= Task instructions =
Give the data again exactly as written, without any of its pictures.

Items from a data source:

######

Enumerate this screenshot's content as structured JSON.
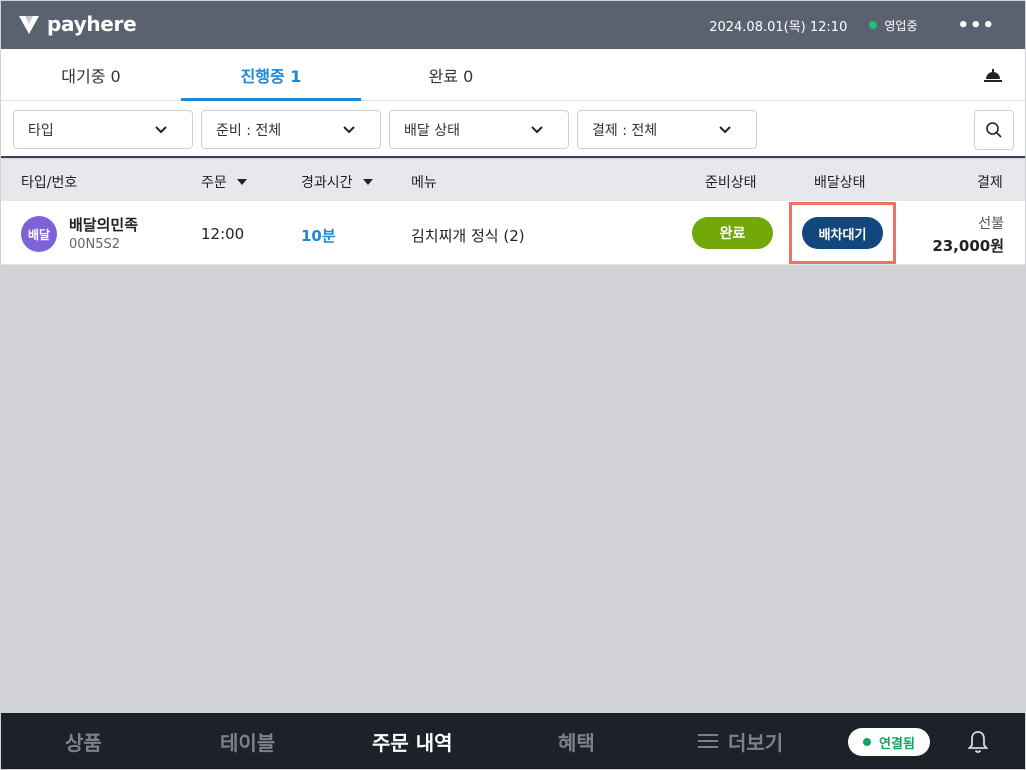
{
  "header": {
    "logo_text": "payhere",
    "datetime": "2024.08.01(목) 12:10",
    "status_text": "영업중",
    "more_icon": "more-icon"
  },
  "tabs": [
    {
      "label": "대기중 0",
      "active": false
    },
    {
      "label": "진행중 1",
      "active": true
    },
    {
      "label": "완료 0",
      "active": false
    }
  ],
  "filters": [
    {
      "label": "타입"
    },
    {
      "label": "준비 : 전체"
    },
    {
      "label": "배달 상태"
    },
    {
      "label": "결제 : 전체"
    }
  ],
  "table": {
    "columns": [
      "타입/번호",
      "주문",
      "경과시간",
      "메뉴",
      "준비상태",
      "배달상태",
      "결제"
    ],
    "rows": [
      {
        "type_badge": "배달",
        "store": "배달의민족",
        "order_no": "00N5S2",
        "order_time": "12:00",
        "elapsed": "10분",
        "menu": "김치찌개 정식 (2)",
        "prep_status": "완료",
        "delivery_status": "배차대기",
        "payment_type": "선불",
        "payment_amount": "23,000원"
      }
    ]
  },
  "bottom_nav": {
    "items": [
      "상품",
      "테이블",
      "주문 내역",
      "혜택",
      "더보기"
    ],
    "connection": "연결됨"
  },
  "colors": {
    "header_bg": "#5b626f",
    "accent": "#1b88d8",
    "prep_done": "#72a80a",
    "delivery_wait": "#12477e",
    "highlight": "#ee7366",
    "bottom_bg": "#1d2129"
  }
}
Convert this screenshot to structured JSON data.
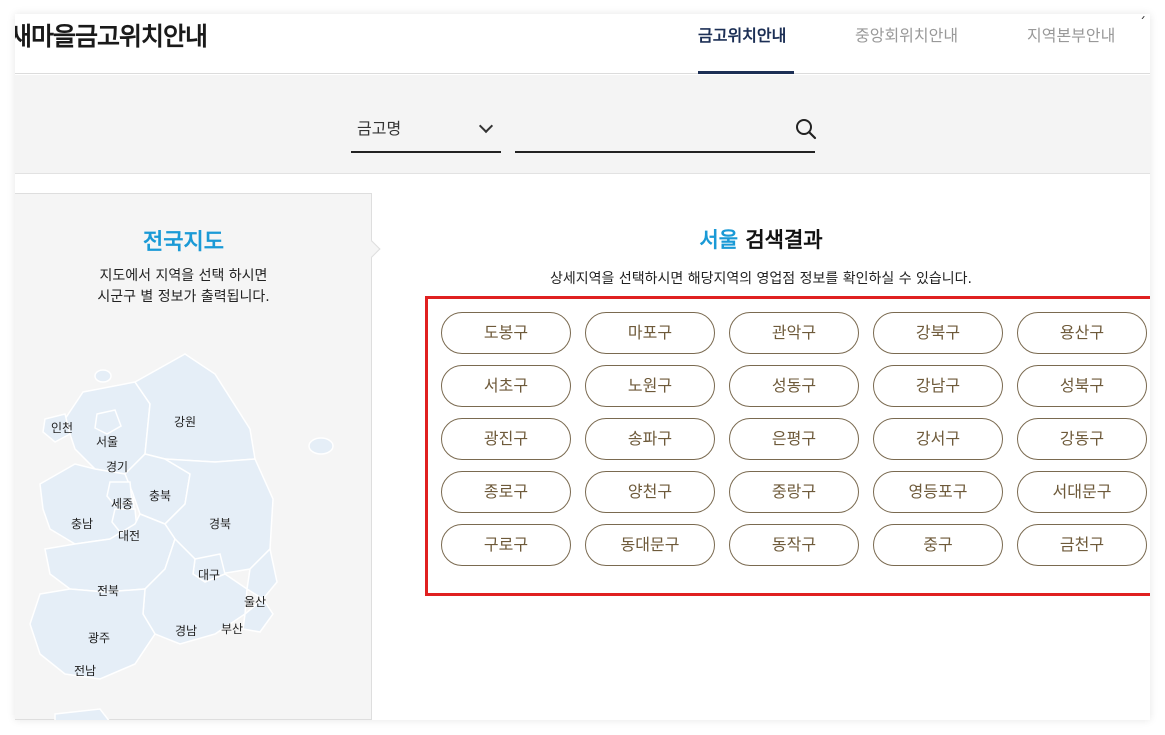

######

= Answer box =
Enumerate this screenshot's content as structured JSON.
{
  "header": {
    "logo_text": "payhere",
    "datetime": "2024.08.01(목) 12:10",
    "status_text": "영업중",
    "more_icon": "more-icon"
  },
  "tabs": [
    {
      "label": "대기중 0",
      "active": false
    },
    {
      "label": "진행중 1",
      "active": true
    },
    {
      "label": "완료 0",
      "active": false
    }
  ],
  "filters": [
    {
      "label": "타입"
    },
    {
      "label": "준비 : 전체"
    },
    {
      "label": "배달 상태"
    },
    {
      "label": "결제 : 전체"
    }
  ],
  "table": {
    "columns": [
      "타입/번호",
      "주문",
      "경과시간",
      "메뉴",
      "준비상태",
      "배달상태",
      "결제"
    ],
    "rows": [
      {
        "type_badge": "배달",
        "store": "배달의민족",
        "order_no": "00N5S2",
        "order_time": "12:00",
        "elapsed": "10분",
        "menu": "김치찌개 정식 (2)",
        "prep_status": "완료",
        "delivery_status": "배차대기",
        "payment_type": "선불",
        "payment_amount": "23,000원"
      }
    ]
  },
  "bottom_nav": {
    "items": [
      "상품",
      "테이블",
      "주문 내역",
      "혜택",
      "더보기"
    ],
    "connection": "연결됨"
  },
  "colors": {
    "header_bg": "#5b626f",
    "accent": "#1b88d8",
    "prep_done": "#72a80a",
    "delivery_wait": "#12477e",
    "highlight": "#ee7366",
    "bottom_bg": "#1d2129"
  }
}
Convert this screenshot to structured JSON data.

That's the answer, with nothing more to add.